**Work to complete**
Please give the number of lines in the listing that include the word "title", with no other words.

BEGIN Records shown

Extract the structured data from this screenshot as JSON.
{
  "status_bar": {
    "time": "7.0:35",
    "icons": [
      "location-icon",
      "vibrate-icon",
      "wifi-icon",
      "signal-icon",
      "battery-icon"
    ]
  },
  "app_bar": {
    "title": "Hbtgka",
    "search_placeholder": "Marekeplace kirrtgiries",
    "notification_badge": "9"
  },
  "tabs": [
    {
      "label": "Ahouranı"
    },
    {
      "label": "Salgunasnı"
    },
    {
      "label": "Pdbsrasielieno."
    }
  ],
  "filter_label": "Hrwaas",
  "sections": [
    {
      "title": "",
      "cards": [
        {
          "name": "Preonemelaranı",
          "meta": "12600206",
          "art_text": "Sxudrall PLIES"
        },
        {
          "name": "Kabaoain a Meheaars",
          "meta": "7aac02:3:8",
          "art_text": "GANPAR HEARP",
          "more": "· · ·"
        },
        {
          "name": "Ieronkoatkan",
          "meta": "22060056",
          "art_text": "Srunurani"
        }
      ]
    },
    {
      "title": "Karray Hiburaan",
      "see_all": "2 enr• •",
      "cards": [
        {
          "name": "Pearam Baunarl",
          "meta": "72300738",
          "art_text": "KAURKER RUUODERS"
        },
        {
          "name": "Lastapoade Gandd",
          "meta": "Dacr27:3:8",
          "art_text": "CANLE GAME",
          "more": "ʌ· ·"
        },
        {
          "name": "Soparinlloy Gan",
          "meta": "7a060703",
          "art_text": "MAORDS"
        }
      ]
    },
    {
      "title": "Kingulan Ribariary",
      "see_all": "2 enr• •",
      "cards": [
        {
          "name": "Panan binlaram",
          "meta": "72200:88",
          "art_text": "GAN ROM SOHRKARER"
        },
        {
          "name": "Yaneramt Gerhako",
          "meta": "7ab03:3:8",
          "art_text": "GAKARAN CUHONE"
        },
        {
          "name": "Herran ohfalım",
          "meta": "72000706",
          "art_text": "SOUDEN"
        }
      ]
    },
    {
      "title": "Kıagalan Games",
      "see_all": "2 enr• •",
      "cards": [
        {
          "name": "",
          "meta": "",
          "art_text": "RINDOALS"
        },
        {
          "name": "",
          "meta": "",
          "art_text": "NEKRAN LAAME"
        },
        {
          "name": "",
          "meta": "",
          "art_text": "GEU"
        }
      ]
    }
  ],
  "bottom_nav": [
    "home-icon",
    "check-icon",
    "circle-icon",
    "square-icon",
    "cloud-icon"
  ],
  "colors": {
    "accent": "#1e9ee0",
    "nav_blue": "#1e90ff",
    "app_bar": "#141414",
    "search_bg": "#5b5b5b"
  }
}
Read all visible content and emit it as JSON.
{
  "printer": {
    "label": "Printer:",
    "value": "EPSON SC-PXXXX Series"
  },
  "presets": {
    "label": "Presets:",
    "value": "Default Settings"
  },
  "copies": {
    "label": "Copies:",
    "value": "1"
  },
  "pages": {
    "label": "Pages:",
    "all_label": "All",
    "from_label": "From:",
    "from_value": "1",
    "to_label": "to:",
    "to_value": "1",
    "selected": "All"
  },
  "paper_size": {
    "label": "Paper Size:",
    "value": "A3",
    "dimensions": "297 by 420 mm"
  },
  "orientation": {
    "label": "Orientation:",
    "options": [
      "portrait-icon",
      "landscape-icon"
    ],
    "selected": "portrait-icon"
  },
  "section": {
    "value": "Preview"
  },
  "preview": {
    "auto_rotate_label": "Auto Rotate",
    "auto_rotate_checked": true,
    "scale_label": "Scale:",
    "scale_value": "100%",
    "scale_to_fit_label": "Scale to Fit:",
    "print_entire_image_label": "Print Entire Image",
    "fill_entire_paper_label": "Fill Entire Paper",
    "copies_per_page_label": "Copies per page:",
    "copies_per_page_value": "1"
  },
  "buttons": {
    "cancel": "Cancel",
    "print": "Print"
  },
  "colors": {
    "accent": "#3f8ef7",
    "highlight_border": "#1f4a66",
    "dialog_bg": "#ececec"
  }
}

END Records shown

**Answer**
5